Diffusion of Quality Management: An empirical test of an analytical framework
Paper in proceedings, 2007
Alänge et al. (1998) presented a tentative analytical framework for studying the diffusion of organizational innovations. Recent literature on technical innovation and their diffusion was used as a basis for the development of this framework
The aim of this paper is to examine the usefulness and validity of the tentative analytical framework presented in Alänge et al. (1998) in studying the diffusion of organizational innovations. For this purpose, two exploratory case studies were carried out on the diffusion of the organizational innovation Total Quality Management (TQM) both to and within one manufacturing company in the private sector and one hospital in the public sector. Learnings from a comparative analysis of the two cases were then used to improve the framework
It was found that the tentative analytical framework was applicable and useful for analysing the diffusion process of organisational innovations, although some areas for improvement were identified, primarily concerning the intra-organizational diffusion and implementation process. Organizational change can be seen as a gradual and cumulative learning process. User competence, both the abilities to search for innovations and to manage change, is critical for the diffusion process. An organization’s earlier experience/knowledge affect search processes, and organizational change can, therefore, be seen as path-dependent.

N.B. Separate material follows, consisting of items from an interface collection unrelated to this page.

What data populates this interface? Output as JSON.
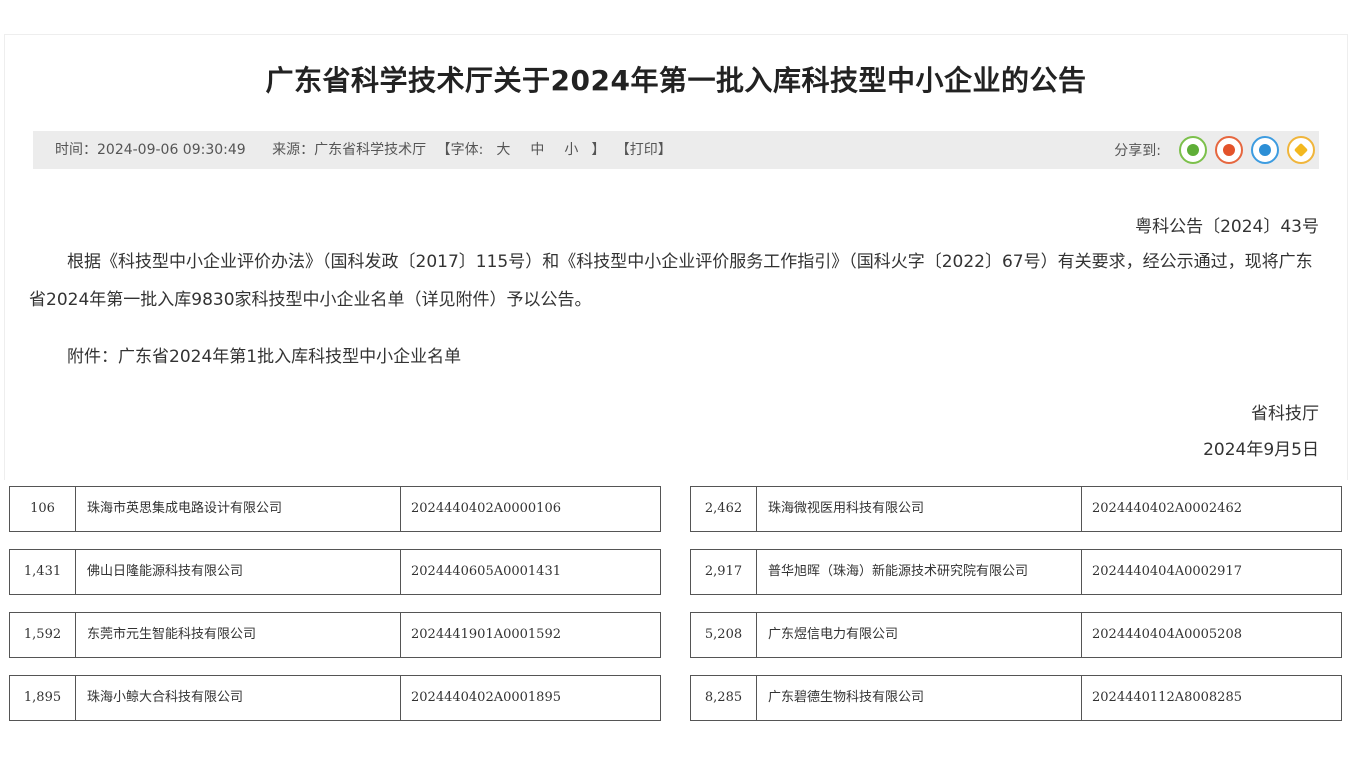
{
  "article": {
    "title": "广东省科学技术厅关于2024年第一批入库科技型中小企业的公告",
    "meta": {
      "time": "时间：2024-09-06 09:30:49",
      "source": "来源：广东省科学技术厅",
      "font_open": "【字体:",
      "font_large": "大",
      "font_medium": "中",
      "font_small": "小",
      "font_close": "】",
      "print": "【打印】",
      "share_label": "分享到:"
    },
    "share_icons": [
      "wechat-icon",
      "weibo-icon",
      "qq-icon",
      "favorite-icon"
    ],
    "doc_number": "粤科公告〔2024〕43号",
    "paragraph": "根据《科技型中小企业评价办法》（国科发政〔2017〕115号）和《科技型中小企业评价服务工作指引》（国科火字〔2022〕67号）有关要求，经公示通过，现将广东省2024年第一批入库9830家科技型中小企业名单（详见附件）予以公告。",
    "attachment": "附件：广东省2024年第1批入库科技型中小企业名单",
    "signature": "省科技厅",
    "sign_date": "2024年9月5日"
  },
  "tables": {
    "left": [
      {
        "num": "106",
        "name": "珠海市英思集成电路设计有限公司",
        "code": "2024440402A0000106"
      },
      {
        "num": "1,431",
        "name": "佛山日隆能源科技有限公司",
        "code": "2024440605A0001431"
      },
      {
        "num": "1,592",
        "name": "东莞市元生智能科技有限公司",
        "code": "2024441901A0001592"
      },
      {
        "num": "1,895",
        "name": "珠海小鲸大合科技有限公司",
        "code": "2024440402A0001895"
      }
    ],
    "right": [
      {
        "num": "2,462",
        "name": "珠海微视医用科技有限公司",
        "code": "2024440402A0002462"
      },
      {
        "num": "2,917",
        "name": "普华旭晖（珠海）新能源技术研究院有限公司",
        "code": "2024440404A0002917"
      },
      {
        "num": "5,208",
        "name": "广东煜信电力有限公司",
        "code": "2024440404A0005208"
      },
      {
        "num": "8,285",
        "name": "广东碧德生物科技有限公司",
        "code": "2024440112A8008285"
      }
    ]
  }
}
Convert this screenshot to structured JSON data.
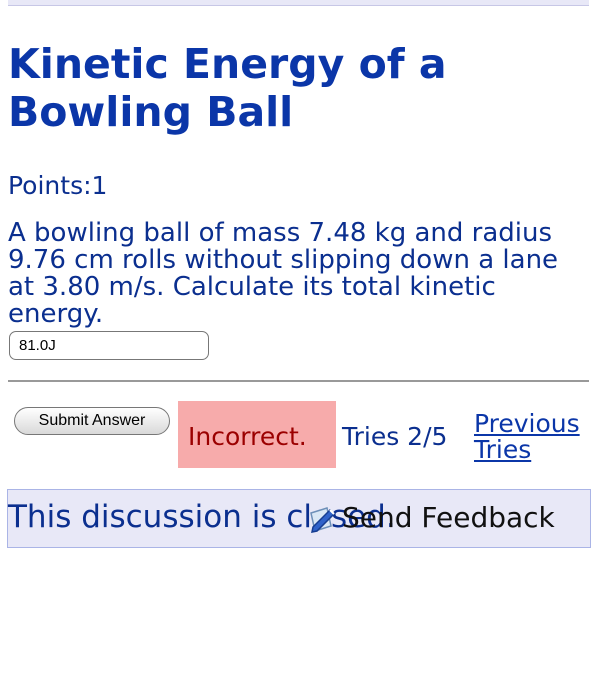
{
  "problem": {
    "title": "Kinetic Energy of a Bowling Ball",
    "points": "Points:1",
    "question": "A bowling ball of mass 7.48 kg and radius 9.76 cm rolls without slipping down a lane at 3.80 m/s. Calculate its total kinetic energy.",
    "answer_value": "81.0J"
  },
  "actions": {
    "submit_label": "Submit Answer"
  },
  "feedback": {
    "status": "Incorrect.",
    "tries": "Tries 2/5",
    "previous_tries": "Previous Tries"
  },
  "discussion": {
    "text": "This discussion is closed.",
    "send_feedback": "Send Feedback",
    "send_icon": "pencil-paper-icon"
  },
  "colors": {
    "title": "#0b36a8",
    "text": "#0b2f8f",
    "incorrect_bg": "#f7abab",
    "incorrect_text": "#9b0000",
    "discussion_bg": "#e8e8f7"
  }
}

In the tentative framework it was assumed that there would be a problem of observability and triability but both organisations studied solved this problem by introducing quality methods and tools through pilot projects.
The two cases showed that consultancy firms, training institutions and national, regional or industry networks were important as they provided information and advice. They also provided meeting places for experience sharing and contributed by standardizing the content and methods of diffusion of the organizational innovation
External and internal pressures influence change, especially if they can be seen as crises. Change competence does, however, also include management’s ability to make the organizational members perceive a crisis. The ability to change is also affected by the interdependency effects from other organizational innovations. In addition, political power may be a major inhibiting factor.
diffusion of innovation